Sian Ellard

Sian Ellard

Sian Ellard is a Professor of Human Molecular Genetics based at the Research, Innovation, Learning and Development building, a joint enterprise with the Royal Devon & Exeter NHS Foundation Trust. Sian co-leads Exeter’s world-leading genetic diabetes team, alongside Professor Andrew Hattersley. Among their achievements, they discovered that around half of patients with neonatal diabetes - which is diagnosed before the age of six months - can be spared a lifetime of injecting themselves with insulin up to five times a day. Instead they simply take tablets which results in more effective glucose control treatment. The team identified suitable patients for this treatment by making a rapid genetic diagnosis to find those whose diabetes is caused by changes in a potassium channel that regulates insulin secretion.
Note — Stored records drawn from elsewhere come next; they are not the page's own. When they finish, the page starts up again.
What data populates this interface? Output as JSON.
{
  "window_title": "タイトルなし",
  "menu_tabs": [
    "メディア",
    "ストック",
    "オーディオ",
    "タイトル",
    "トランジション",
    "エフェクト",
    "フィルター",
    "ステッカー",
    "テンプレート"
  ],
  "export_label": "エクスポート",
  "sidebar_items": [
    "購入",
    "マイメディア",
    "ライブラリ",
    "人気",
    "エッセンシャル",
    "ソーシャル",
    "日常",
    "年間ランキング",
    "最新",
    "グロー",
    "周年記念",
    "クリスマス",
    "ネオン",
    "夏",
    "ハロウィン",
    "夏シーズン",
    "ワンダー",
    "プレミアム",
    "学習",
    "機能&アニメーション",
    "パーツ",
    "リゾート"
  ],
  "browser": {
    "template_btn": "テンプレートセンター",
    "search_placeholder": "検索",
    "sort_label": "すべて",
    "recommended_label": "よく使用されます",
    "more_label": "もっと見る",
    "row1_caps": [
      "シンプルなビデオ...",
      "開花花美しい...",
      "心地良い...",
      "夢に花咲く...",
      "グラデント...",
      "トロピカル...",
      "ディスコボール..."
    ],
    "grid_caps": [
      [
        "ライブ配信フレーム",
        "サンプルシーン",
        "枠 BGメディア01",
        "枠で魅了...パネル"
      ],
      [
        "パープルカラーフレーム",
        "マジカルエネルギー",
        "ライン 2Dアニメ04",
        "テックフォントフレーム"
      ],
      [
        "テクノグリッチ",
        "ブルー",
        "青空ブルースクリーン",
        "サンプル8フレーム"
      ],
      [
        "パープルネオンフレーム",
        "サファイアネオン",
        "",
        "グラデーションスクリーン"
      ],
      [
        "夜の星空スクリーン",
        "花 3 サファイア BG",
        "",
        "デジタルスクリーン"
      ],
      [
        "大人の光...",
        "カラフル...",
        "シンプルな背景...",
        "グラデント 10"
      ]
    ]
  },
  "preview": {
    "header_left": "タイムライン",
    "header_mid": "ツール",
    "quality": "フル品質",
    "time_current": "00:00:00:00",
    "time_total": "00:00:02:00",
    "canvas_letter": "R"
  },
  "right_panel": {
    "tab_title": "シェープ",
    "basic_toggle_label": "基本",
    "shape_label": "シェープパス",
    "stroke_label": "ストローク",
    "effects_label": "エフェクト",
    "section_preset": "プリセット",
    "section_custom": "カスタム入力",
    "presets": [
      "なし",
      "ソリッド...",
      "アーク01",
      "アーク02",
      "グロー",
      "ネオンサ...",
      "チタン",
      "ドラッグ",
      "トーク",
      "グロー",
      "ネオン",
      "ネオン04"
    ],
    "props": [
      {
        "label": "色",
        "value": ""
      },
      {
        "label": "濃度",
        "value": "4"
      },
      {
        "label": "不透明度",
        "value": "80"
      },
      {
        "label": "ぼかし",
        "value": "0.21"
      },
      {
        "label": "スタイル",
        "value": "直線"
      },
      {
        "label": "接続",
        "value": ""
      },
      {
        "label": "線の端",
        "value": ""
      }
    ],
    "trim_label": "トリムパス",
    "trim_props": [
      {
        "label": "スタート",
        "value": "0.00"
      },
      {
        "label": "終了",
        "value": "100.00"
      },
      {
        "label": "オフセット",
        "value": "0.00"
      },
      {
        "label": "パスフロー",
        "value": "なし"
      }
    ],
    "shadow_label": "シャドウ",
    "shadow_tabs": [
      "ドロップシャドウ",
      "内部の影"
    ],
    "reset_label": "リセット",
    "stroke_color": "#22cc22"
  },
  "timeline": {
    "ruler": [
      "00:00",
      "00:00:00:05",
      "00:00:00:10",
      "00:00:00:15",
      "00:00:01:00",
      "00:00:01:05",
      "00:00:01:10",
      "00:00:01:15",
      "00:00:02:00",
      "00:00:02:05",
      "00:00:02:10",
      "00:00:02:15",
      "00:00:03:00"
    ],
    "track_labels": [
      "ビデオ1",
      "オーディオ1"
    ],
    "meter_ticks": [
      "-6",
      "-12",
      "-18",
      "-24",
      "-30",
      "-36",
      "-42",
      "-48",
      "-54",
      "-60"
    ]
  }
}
Unsurprisingly, this pioneering research marks one of Sian’s proudest professional achievements. She says: “At our neonatal diabetes family days I’ve been able to meet patients and their families whose lives have changed because of our research. They have travelled from as far as Puerto Rica, Alaska and Australia and to hear at first hand how their diabetes is better and more easily controlled on tablets, rather than insulin, is incredibly rewarding.”

Sian, who came to Exeter in 1995 to set up a Molecular Genetics Laboratory, says the theme of International Women’s Day 2015 to her means “Equality, whether defined by gender, disability, religion or anything else is an essential step towards a better world for all its citizens.”
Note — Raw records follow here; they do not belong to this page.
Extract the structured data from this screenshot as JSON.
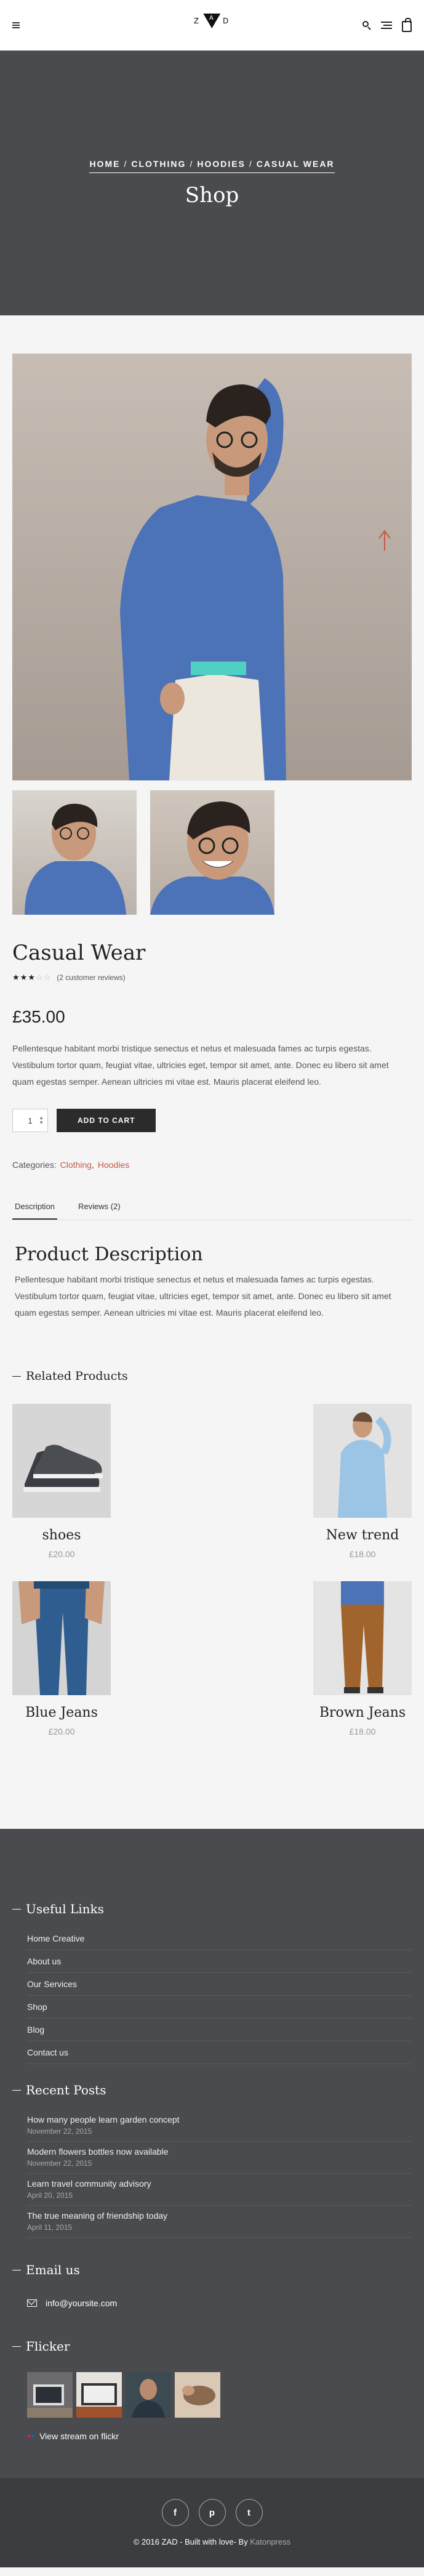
{
  "header": {
    "logo_left": "Z",
    "logo_mid": "A",
    "logo_right": "D"
  },
  "hero": {
    "breadcrumb": [
      "HOME",
      "CLOTHING",
      "HOODIES",
      "CASUAL WEAR"
    ],
    "title": "Shop"
  },
  "product": {
    "title": "Casual Wear",
    "rating": 3,
    "rating_max": 5,
    "reviews": "(2 customer reviews)",
    "price": "£35.00",
    "description": "Pellentesque habitant morbi tristique senectus et netus et malesuada fames ac turpis egestas. Vestibulum tortor quam, feugiat vitae, ultricies eget, tempor sit amet, ante. Donec eu libero sit amet quam egestas semper. Aenean ultricies mi vitae est. Mauris placerat eleifend leo.",
    "quantity": "1",
    "add_to_cart": "ADD TO CART",
    "categories_label": "Categories:",
    "categories": [
      "Clothing",
      "Hoodies"
    ],
    "tabs": [
      "Description",
      "Reviews (2)"
    ],
    "pd_title": "Product Description",
    "pd_text": "Pellentesque habitant morbi tristique senectus et netus et malesuada fames ac turpis egestas. Vestibulum tortor quam, feugiat vitae, ultricies eget, tempor sit amet, ante. Donec eu libero sit amet quam egestas semper. Aenean ultricies mi vitae est. Mauris placerat eleifend leo."
  },
  "related": {
    "title": "Related Products",
    "items": [
      {
        "name": "shoes",
        "price": "£20.00"
      },
      {
        "name": "New trend",
        "price": "£18.00"
      },
      {
        "name": "Blue Jeans",
        "price": "£20.00"
      },
      {
        "name": "Brown Jeans",
        "price": "£18.00"
      }
    ]
  },
  "footer": {
    "useful_links_title": "Useful Links",
    "links": [
      "Home Creative",
      "About us",
      "Our Services",
      "Shop",
      "Blog",
      "Contact us"
    ],
    "recent_posts_title": "Recent Posts",
    "posts": [
      {
        "title": "How many people learn garden concept",
        "date": "November 22, 2015"
      },
      {
        "title": "Modern flowers bottles now available",
        "date": "November 22, 2015"
      },
      {
        "title": "Learn travel community advisory",
        "date": "April 20, 2015"
      },
      {
        "title": "The true meaning of friendship today",
        "date": "April 11, 2015"
      }
    ],
    "email_title": "Email us",
    "email": "info@yoursite.com",
    "flicker_title": "Flicker",
    "flickr_link": "View stream on flickr",
    "social": [
      "f",
      "p",
      "t"
    ],
    "copyright_prefix": "© 2016 ZAD - Built with love- By",
    "copyright_author": "Katonpress"
  }
}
Earlier this month she was awarded a Royal Society Wolfson Research Merit Award, a prestigious national award for outstanding scientists.

Sian says she “hugely admires” the actress Angelina Jolie, whom she says “has done an incredible job by publicly sharing her decision to have prophylactic surgery to reduce her risk of breast and ovarian cancer. By speaking out and sharing her experience she has reached thousands of women who would not otherwise have sought medical advice.”

A long list of people and activities bring Sian joy, including “skiing fresh powder in the sunshine”. Her advice to others would be the ethic of reciprocity, as she explains “treat others as you would like others to treat you.”